## Engineering Mechanics: Statics & Dynamics (14th Edition)

$F=\frac{m(g+a_B)\sqrt{4y^2+d^2}}{4y}$
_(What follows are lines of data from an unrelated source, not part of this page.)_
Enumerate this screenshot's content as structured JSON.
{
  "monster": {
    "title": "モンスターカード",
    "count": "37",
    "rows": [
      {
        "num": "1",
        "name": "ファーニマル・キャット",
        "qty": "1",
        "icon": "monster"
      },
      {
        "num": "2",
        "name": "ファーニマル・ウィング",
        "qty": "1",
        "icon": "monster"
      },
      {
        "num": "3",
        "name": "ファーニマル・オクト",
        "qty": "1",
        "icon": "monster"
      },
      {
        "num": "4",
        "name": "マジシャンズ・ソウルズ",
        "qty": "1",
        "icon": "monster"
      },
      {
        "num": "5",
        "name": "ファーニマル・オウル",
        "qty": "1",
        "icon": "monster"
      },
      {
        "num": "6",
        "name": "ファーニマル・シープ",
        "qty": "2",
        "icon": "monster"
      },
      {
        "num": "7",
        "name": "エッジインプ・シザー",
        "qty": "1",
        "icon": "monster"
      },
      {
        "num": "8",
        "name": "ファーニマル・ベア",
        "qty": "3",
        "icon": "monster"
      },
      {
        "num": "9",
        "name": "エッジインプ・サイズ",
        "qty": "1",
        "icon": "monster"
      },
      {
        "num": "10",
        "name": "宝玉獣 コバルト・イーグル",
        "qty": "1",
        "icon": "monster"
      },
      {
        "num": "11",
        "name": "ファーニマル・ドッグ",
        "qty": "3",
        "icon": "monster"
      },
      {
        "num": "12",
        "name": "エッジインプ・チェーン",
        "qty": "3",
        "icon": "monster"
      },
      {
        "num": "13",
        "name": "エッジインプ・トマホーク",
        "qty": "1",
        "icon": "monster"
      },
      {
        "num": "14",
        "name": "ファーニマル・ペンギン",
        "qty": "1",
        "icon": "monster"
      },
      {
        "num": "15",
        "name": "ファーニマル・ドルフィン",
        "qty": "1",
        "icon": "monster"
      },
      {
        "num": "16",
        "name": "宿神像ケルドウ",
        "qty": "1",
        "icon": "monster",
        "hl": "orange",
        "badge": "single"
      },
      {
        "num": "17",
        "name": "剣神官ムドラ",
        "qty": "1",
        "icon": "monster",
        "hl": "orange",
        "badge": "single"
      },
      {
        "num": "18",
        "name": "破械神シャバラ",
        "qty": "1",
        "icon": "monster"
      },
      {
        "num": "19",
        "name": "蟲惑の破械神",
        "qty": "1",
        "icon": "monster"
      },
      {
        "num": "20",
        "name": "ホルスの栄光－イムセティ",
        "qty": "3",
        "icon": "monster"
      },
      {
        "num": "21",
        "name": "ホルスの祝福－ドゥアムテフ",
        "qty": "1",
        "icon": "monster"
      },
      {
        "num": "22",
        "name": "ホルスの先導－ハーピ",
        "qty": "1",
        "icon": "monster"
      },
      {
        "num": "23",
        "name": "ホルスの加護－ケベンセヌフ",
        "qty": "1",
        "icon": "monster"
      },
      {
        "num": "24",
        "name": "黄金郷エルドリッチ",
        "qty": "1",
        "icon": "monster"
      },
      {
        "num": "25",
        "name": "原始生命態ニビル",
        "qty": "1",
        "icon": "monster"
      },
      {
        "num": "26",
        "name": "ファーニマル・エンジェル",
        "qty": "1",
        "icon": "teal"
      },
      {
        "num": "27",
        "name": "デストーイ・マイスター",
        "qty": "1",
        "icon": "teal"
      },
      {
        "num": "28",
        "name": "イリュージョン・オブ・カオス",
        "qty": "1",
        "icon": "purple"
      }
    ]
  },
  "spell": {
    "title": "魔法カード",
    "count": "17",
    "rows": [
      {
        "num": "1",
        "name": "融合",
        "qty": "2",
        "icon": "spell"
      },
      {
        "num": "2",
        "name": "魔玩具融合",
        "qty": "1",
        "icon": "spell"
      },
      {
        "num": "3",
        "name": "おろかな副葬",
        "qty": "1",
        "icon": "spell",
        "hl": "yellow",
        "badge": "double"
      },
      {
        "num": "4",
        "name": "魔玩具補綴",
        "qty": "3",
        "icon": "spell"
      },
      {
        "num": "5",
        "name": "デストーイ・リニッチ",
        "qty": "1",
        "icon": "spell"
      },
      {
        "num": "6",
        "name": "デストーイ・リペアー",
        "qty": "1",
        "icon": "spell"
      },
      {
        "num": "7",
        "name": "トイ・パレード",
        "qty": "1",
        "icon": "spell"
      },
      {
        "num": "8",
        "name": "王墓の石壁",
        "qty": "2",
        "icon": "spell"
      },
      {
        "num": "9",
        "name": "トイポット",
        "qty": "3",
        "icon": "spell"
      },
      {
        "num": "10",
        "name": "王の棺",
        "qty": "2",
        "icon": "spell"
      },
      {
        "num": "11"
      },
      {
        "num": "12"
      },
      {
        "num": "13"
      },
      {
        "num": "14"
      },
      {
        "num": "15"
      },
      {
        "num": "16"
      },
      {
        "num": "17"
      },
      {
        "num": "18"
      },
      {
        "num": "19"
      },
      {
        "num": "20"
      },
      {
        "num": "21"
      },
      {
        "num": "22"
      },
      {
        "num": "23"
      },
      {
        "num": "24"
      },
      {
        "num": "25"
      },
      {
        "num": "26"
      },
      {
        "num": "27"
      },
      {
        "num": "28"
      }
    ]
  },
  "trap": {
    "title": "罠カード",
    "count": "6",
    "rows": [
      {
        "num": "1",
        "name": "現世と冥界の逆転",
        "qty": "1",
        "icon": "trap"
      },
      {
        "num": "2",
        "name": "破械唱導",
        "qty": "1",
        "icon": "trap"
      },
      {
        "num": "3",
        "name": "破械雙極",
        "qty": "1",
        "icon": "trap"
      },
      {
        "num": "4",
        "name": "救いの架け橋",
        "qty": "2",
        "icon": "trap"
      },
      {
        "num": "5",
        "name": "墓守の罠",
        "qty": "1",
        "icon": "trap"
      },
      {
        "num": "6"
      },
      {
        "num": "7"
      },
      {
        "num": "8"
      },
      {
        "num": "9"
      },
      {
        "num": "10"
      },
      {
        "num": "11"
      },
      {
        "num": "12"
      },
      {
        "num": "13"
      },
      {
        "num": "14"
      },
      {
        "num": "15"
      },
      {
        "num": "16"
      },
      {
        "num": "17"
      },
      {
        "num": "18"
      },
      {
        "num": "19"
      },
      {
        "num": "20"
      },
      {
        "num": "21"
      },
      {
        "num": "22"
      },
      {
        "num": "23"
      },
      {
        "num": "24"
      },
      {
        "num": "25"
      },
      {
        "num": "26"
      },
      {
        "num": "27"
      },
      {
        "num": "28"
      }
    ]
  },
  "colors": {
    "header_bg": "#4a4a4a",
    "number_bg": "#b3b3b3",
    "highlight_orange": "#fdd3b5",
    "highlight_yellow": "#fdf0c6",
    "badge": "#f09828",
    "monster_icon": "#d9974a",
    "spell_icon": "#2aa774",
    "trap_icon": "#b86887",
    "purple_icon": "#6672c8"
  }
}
We can determine the magnitude of the force as follows: $\Sigma F_y=ma_y$ $\implies 2Fcos\theta-mg=ma_B$ But from the given figure, $cos\theta=\frac{y}{\sqrt{y^2+(d/2)^2}}$ Now the above equation becomes $2F(\frac{y}{\sqrt{y^2+(d/2)^2}})-mg=ma_B$ $\implies F=\frac{mg+ma_B}{2(\frac{y}{\sqrt{y^2+(d/2)^2}})}$ $\implies F=\frac{m(g+a_B)}{4(\frac{y}{\sqrt{4y^2+d^2}})}$ This simplifies to: $F=\frac{m(g+a_B)\sqrt{4y^2+d^2}}{4y}$